    In replying to your thought. I think the republican part is mostly assuming the tea party is just going to go with w/e candidate they pick. I've heard numerous speaches where the politicians say the tea party needs to rally behind the republicans or else they will split the vote. And its better to have a republican in the office than for the tea party to stick to their ideals and lose, at least from the position of the republicans it is.

  2. I'm sorry that the rally did not live up to your expectations. Most tea party rallies seem to be a big disappointment for media representative expecting to find what their politicians tell them will be there.

    As someone who is also outside the tea party movement, but looking at it from the right instead of the left, I think it is a subset of people speaking on behalf of a larger group that is frustrated that nobody is listening to them.

    We don't want a party of No just for the sake of saying no, but we do want the people who were elected to represent our views to represent our views. If a bill is being debated that I would not support and no real effort is being made by the bill's sponsors to even consider my views, then I expect my representative to say No in my place (i.e. to represent me). In extreme cases, a hearty Hell No would probably be a fair representation of my views.

    Conservatives are upset with Sen. Bennett because he represents where the Republican party went wrong and lost their base.
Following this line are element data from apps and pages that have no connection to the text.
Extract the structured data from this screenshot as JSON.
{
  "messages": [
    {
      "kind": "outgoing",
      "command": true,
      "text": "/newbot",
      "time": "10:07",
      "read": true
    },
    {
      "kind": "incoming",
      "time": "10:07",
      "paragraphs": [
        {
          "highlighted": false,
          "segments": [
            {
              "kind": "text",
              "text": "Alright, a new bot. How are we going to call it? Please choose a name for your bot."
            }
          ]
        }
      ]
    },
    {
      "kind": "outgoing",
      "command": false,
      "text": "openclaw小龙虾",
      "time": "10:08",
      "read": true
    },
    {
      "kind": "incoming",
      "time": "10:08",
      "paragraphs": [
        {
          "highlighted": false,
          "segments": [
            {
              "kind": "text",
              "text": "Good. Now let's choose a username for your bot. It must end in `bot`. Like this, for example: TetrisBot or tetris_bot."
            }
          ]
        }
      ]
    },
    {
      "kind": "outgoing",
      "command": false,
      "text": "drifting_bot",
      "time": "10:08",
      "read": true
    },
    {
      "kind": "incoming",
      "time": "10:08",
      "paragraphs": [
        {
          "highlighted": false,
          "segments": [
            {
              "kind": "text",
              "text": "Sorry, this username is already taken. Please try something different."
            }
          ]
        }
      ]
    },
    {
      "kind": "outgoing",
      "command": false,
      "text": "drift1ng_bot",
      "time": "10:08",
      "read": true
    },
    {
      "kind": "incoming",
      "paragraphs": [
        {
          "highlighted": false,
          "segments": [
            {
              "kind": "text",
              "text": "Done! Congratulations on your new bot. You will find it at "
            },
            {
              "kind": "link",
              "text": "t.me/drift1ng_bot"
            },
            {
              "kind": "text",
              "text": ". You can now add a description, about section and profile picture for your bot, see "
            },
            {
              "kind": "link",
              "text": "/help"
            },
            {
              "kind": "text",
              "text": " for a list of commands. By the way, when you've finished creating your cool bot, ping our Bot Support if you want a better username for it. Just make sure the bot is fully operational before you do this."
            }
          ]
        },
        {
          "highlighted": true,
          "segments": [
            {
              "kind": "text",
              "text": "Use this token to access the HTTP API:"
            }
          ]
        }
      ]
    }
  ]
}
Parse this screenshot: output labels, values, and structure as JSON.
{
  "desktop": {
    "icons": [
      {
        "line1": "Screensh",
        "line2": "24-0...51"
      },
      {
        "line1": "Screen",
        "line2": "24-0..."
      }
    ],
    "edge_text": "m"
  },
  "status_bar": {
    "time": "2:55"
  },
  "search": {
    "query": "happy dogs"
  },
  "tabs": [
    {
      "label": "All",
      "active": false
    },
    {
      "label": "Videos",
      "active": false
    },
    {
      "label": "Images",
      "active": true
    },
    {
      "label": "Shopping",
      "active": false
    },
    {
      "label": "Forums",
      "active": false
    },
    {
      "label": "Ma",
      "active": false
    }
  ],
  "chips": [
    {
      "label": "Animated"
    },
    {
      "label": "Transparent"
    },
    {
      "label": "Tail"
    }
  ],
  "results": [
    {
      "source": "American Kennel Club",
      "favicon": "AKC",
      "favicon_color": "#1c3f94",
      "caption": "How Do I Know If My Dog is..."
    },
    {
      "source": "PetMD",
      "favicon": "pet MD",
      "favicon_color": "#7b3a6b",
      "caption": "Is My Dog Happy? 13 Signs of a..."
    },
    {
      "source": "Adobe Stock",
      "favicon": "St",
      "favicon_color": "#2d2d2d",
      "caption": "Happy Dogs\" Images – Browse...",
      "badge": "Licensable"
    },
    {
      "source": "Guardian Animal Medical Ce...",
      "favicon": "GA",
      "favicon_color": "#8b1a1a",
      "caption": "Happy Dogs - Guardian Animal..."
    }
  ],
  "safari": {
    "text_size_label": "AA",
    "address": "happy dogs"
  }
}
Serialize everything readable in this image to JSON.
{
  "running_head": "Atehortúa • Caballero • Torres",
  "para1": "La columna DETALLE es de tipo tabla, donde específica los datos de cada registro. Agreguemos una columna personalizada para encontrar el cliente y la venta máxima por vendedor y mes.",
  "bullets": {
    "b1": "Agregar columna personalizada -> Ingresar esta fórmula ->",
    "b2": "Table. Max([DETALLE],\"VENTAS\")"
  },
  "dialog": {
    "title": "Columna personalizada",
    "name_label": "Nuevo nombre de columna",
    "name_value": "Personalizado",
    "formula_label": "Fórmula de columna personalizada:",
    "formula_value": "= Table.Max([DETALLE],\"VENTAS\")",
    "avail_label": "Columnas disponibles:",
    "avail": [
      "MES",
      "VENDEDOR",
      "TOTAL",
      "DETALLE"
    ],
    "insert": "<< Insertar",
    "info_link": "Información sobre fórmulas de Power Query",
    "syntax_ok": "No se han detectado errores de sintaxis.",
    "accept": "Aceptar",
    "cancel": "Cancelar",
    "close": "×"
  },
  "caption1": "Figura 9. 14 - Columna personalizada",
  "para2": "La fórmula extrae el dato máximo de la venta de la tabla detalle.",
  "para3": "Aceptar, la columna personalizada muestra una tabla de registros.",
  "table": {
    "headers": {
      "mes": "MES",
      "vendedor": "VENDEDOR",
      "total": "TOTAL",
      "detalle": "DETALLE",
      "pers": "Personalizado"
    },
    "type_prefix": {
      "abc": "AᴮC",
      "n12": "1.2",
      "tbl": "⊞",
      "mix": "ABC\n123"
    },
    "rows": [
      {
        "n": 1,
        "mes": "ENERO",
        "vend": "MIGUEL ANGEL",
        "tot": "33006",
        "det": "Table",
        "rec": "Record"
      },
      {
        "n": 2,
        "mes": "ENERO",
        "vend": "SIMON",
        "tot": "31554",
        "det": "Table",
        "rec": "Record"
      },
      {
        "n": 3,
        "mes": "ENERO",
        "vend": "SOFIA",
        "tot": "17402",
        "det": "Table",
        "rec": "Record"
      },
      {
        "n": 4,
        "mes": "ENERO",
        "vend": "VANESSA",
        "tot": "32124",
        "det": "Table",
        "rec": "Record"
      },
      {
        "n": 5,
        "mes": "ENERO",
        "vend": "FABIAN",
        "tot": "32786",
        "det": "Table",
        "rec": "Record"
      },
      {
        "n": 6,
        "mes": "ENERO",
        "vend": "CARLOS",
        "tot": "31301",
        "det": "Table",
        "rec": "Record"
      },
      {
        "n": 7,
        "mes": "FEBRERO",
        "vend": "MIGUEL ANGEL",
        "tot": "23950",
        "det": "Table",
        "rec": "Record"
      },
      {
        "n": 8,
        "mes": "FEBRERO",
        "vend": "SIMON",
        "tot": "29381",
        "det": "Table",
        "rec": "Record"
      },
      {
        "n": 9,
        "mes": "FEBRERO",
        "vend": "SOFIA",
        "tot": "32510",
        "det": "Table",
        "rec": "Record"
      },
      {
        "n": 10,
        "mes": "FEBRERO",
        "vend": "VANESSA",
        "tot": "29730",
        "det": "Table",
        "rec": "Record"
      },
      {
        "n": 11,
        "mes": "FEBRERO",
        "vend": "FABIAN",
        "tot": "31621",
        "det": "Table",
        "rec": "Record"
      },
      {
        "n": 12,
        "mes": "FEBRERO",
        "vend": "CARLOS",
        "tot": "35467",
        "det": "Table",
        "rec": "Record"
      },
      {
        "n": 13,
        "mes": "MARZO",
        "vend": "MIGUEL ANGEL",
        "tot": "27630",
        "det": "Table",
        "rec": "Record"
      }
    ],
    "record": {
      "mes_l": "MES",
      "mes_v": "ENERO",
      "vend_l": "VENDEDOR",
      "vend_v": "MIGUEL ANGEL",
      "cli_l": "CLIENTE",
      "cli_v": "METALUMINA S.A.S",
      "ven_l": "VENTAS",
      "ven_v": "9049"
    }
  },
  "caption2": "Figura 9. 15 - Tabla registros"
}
We can't stand on a platform of conservative values and have one of the biggest pork-barrel spenders in Congress representing our state. (And I use the term "our" loosely.) He represents the break between the terms "Conservative" and "Republican" and people are becoming more and more sensitive to the rift between those two terms these days.

    I'm sorry you missed out on the drama you expected. Please remember, the right doesn't have the long legacy of political protest that the left has in this country, so we're just not that good at it yet.

  3. Hahah. I think it's hysterical that this commenter thinks you're so far to the left. I guess it's all relative.